**AIM OF THE EXERCISE:**
Each line below should be repeated exactly as it stands.

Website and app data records

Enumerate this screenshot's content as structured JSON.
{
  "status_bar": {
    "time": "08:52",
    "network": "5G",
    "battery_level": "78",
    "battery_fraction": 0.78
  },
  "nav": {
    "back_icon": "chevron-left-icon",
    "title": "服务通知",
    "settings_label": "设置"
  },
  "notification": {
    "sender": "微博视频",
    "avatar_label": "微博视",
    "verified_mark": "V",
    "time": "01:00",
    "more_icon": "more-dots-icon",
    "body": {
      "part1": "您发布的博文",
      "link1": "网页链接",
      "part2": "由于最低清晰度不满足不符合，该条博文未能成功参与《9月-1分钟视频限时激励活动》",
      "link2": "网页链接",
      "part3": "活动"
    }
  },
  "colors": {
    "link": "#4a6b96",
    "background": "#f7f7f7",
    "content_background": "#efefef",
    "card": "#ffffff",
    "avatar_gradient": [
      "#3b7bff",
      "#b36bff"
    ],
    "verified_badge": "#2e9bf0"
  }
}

**RESPONSE:**
Enumerate this screenshot's content as structured JSON.
{
  "status_bar": {
    "time": "08:52",
    "network": "5G",
    "battery_level": "78",
    "battery_fraction": 0.78
  },
  "nav": {
    "back_icon": "chevron-left-icon",
    "title": "服务通知",
    "settings_label": "设置"
  },
  "notification": {
    "sender": "微博视频",
    "avatar_label": "微博视",
    "verified_mark": "V",
    "time": "01:00",
    "more_icon": "more-dots-icon",
    "body": {
      "part1": "您发布的博文",
      "link1": "网页链接",
      "part2": "由于最低清晰度不满足不符合，该条博文未能成功参与《9月-1分钟视频限时激励活动》",
      "link2": "网页链接",
      "part3": "活动"
    }
  },
  "colors": {
    "link": "#4a6b96",
    "background": "#f7f7f7",
    "content_background": "#efefef",
    "card": "#ffffff",
    "avatar_gradient": [
      "#3b7bff",
      "#b36bff"
    ],
    "verified_badge": "#2e9bf0"
  }
}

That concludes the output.